Tuesday, December 1, 2015
No, I am not really going too deep into the crowdfunding legal world. I am mostly venting. My co-bloggers, especially Steve Bradford, Joan Heminway, and Haskell Murray, are far more knowledgable than I am on the actual legal regime.
Kickstarter and other sites have done some creative things to help people start their businesses, and I am fine with that. There are travel jackets and luggage, as well as other things like potato salad and gadgets that someone thinks someone else needs. That's all good. But some of the ideas just seem dumb to me. Case in point: the PicoBrew, about which one outlet noted: Seattle company develops 'Keurig for beer.'
So, the deal is that you can make your own beer recipes (or borrow from others), and make beer at home. Fast(ish). KOMO News explained:
Depending on the recipe, users add grain to the main compartment of the step filter and add hops into the appropriate hop cages inside the unit.
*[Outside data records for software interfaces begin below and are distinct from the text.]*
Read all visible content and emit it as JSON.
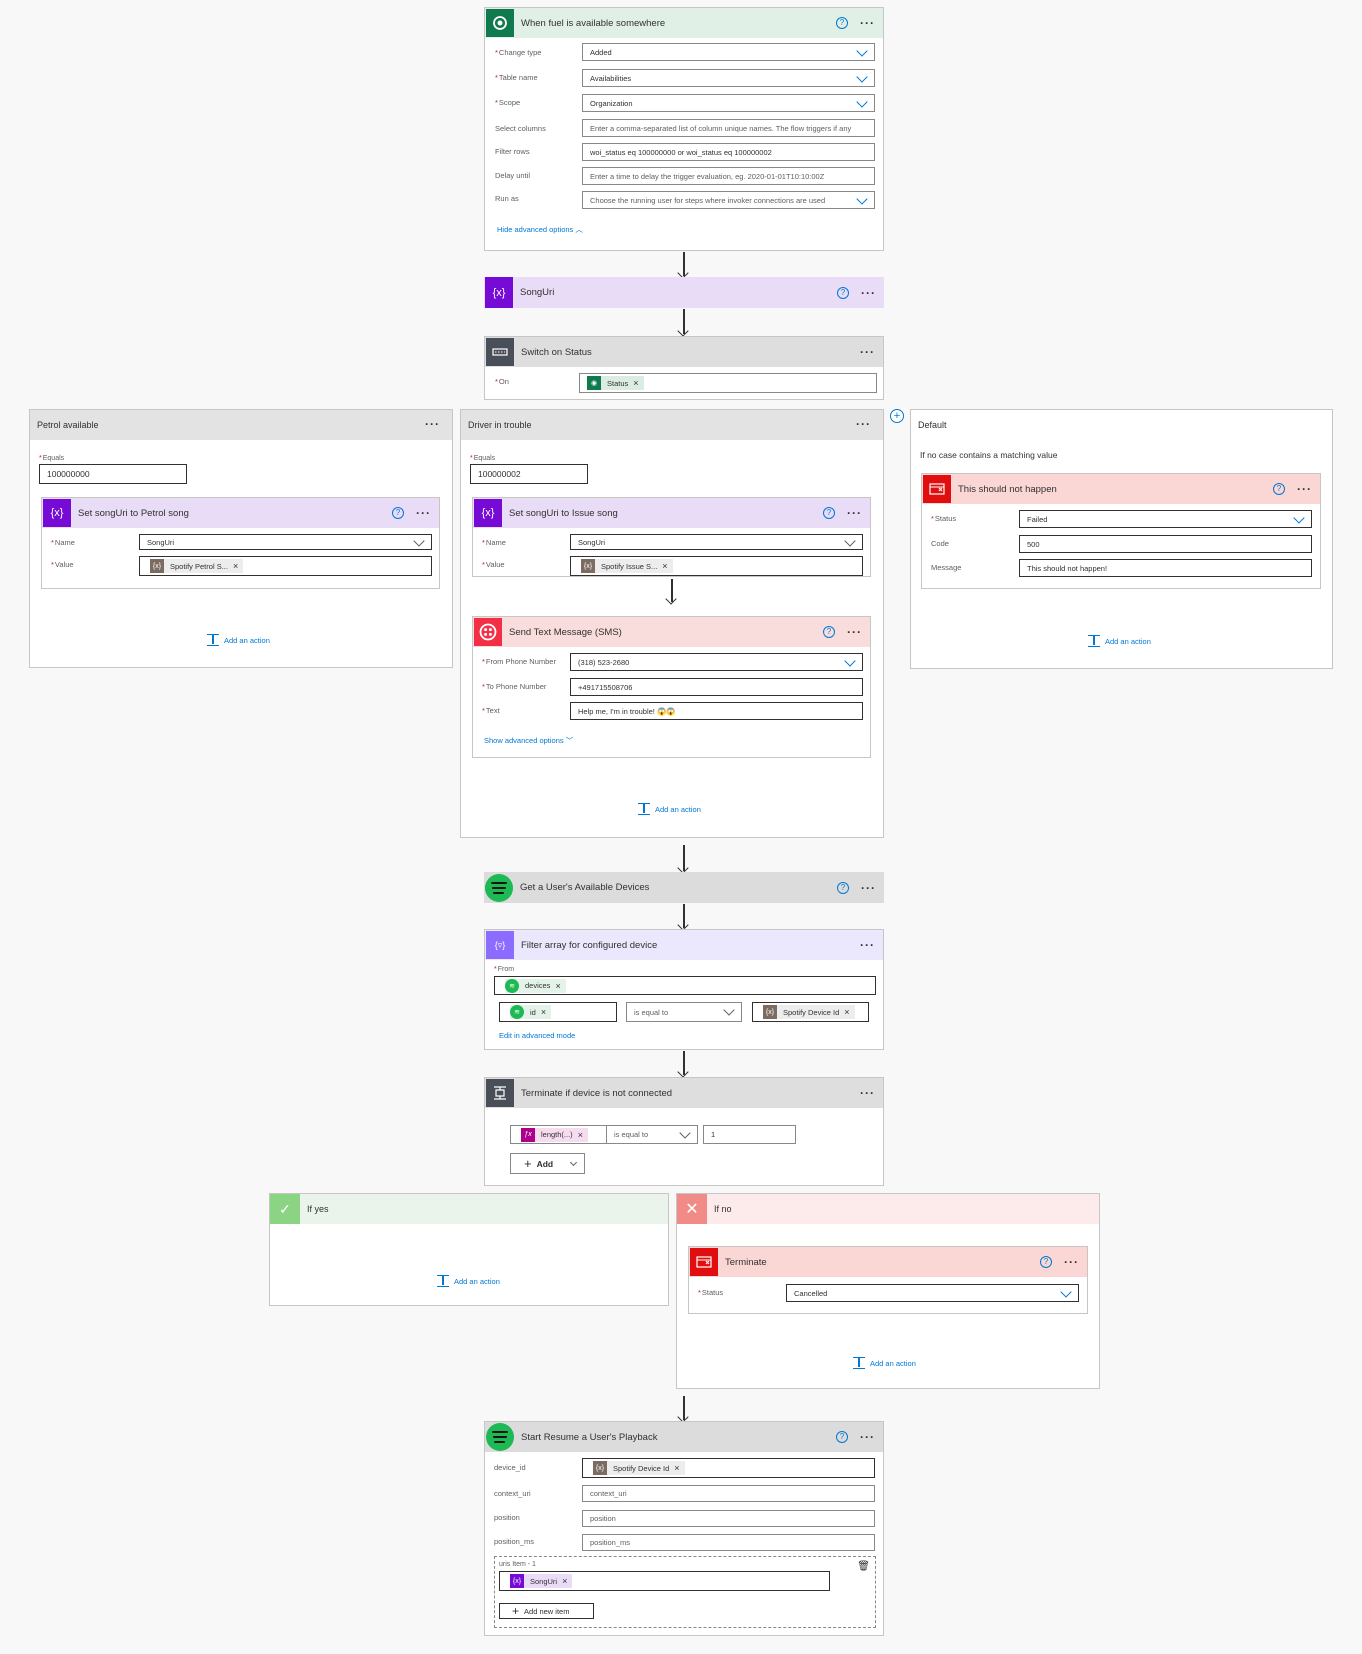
{
  "trigger": {
    "title": "When fuel is available somewhere",
    "fields": [
      {
        "label": "Change type",
        "value": "Added",
        "required": true
      },
      {
        "label": "Table name",
        "value": "Availabilities",
        "required": true
      },
      {
        "label": "Scope",
        "value": "Organization",
        "required": true
      },
      {
        "label": "Select columns",
        "placeholder": "Enter a comma-separated list of column unique names. The flow triggers if any"
      },
      {
        "label": "Filter rows",
        "value": "woi_status eq 100000000 or woi_status eq 100000002"
      },
      {
        "label": "Delay until",
        "placeholder": "Enter a time to delay the trigger evaluation, eg. 2020-01-01T10:10:00Z"
      },
      {
        "label": "Run as",
        "placeholder": "Choose the running user for steps where invoker connections are used"
      }
    ],
    "hide_advanced": "Hide advanced options"
  },
  "songuri": {
    "title": "SongUri"
  },
  "switch": {
    "title": "Switch on Status",
    "on_label": "On",
    "on_token": "Status"
  },
  "case_petrol": {
    "title": "Petrol available",
    "equals_label": "Equals",
    "equals_value": "100000000",
    "action_title": "Set songUri to Petrol song",
    "name_label": "Name",
    "name_value": "SongUri",
    "value_label": "Value",
    "value_token": "Spotify Petrol S...",
    "add_action": "Add an action"
  },
  "case_driver": {
    "title": "Driver in trouble",
    "equals_label": "Equals",
    "equals_value": "100000002",
    "action_title": "Set songUri to Issue song",
    "name_label": "Name",
    "name_value": "SongUri",
    "value_label": "Value",
    "value_token": "Spotify Issue S...",
    "sms_title": "Send Text Message (SMS)",
    "from_label": "From Phone Number",
    "from_value": "(318) 523-2680",
    "to_label": "To Phone Number",
    "to_value": "+491715508706",
    "text_label": "Text",
    "text_value": "Help me, I'm in trouble! 😱😱",
    "show_advanced": "Show advanced options",
    "add_action": "Add an action"
  },
  "case_default": {
    "title": "Default",
    "note": "If no case contains a matching value",
    "action_title": "This should not happen",
    "status_label": "Status",
    "status_value": "Failed",
    "code_label": "Code",
    "code_value": "500",
    "message_label": "Message",
    "message_value": "This should not happen!",
    "add_action": "Add an action"
  },
  "devices": {
    "title": "Get a User's Available Devices"
  },
  "filter": {
    "title": "Filter array for configured device",
    "from_label": "From",
    "from_token": "devices",
    "left_token": "id",
    "operator": "is equal to",
    "right_token": "Spotify Device Id",
    "edit_advanced": "Edit in advanced mode"
  },
  "condition": {
    "title": "Terminate if device is not connected",
    "left_token": "length(...)",
    "operator": "is equal to",
    "right_value": "1",
    "add_label": "Add"
  },
  "if_yes": {
    "title": "If yes",
    "add_action": "Add an action"
  },
  "if_no": {
    "title": "If no",
    "action_title": "Terminate",
    "status_label": "Status",
    "status_value": "Cancelled",
    "add_action": "Add an action"
  },
  "playback": {
    "title": "Start Resume a User's Playback",
    "device_label": "device_id",
    "device_token": "Spotify Device Id",
    "context_label": "context_uri",
    "context_placeholder": "context_uri",
    "position_label": "position",
    "position_placeholder": "position",
    "position_ms_label": "position_ms",
    "position_ms_placeholder": "position_ms",
    "uris_label": "uris Item - 1",
    "uris_token": "SongUri",
    "add_new_item": "Add new item"
  },
  "colors": {
    "dataverse": "#0e7a4e",
    "variable": "#770bd6",
    "control": "#484f58",
    "twilio": "#f22f46",
    "terminate": "#e00e0e",
    "spotify": "#1db954",
    "filter": "#8c6cff",
    "link": "#0078d4"
  }
}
The entire canister slides into the Zymatic and the brewing begins.
The brewing takes about four hours, leaving the unfermented beer in the keg that originally held the water. Add the yeast, then after a week of fermentation you get beer ready to be carbonated for dispensing from the keg.
So, if I want a (potentially) good craft beer, I can plan a week ahead, and zowie, with a little work I will have a bit more than a 12 pack at the ready. The Keurig was bad enough -- it's wasteful, expensive. And, did I mention it's really wasteful? But it can make pretty good coffee in a way that is more convenient in some circumstances. So there's that.
PicoBrew doesn't seem to have any of those things. I mean, it does let you act like you brewed beer yourself, if you wanted to be that guy or gal. But really, this seems like an expensive gift for people who don't know really understand what it means to make your own beer.
I am all for people coming up with ideas to build creative businesses. And I am all for letting people spend their money on things they like (goofy or not). But that this thing raised $1.4 million still seems wrong to me. I know, some people really like this making stuff at home without really "making" much of it, but even with the recipe delivery services, there you're just over paying for someone else to do most of the work for you. I get that. That allows you to pay someone else to do most of what you don't want to do, while giving you flexibility and fresher food. Maybe it's pricey and not too creative from a cooking perspective, but still sensible for some folks.
The PicoBrew website quotes CNET as saying, "They tasted liked craft beers I would pay money for." After paying $500 to $1000 for the machine, plus ingredients, I am pretty sure you would still be paying money for the beer. And you would be doing the work, waiting for it to ferment, and carbonating it, too. I just don't see the great value. Personally, I'd much rather buy my craft beers straight from the good folks at places like Bell's, Founders, and Chestnut Brew Works, LLC(!). Now if I could just get a distributor in the state to make the first two more accessible. Hey, Kickstarter . . .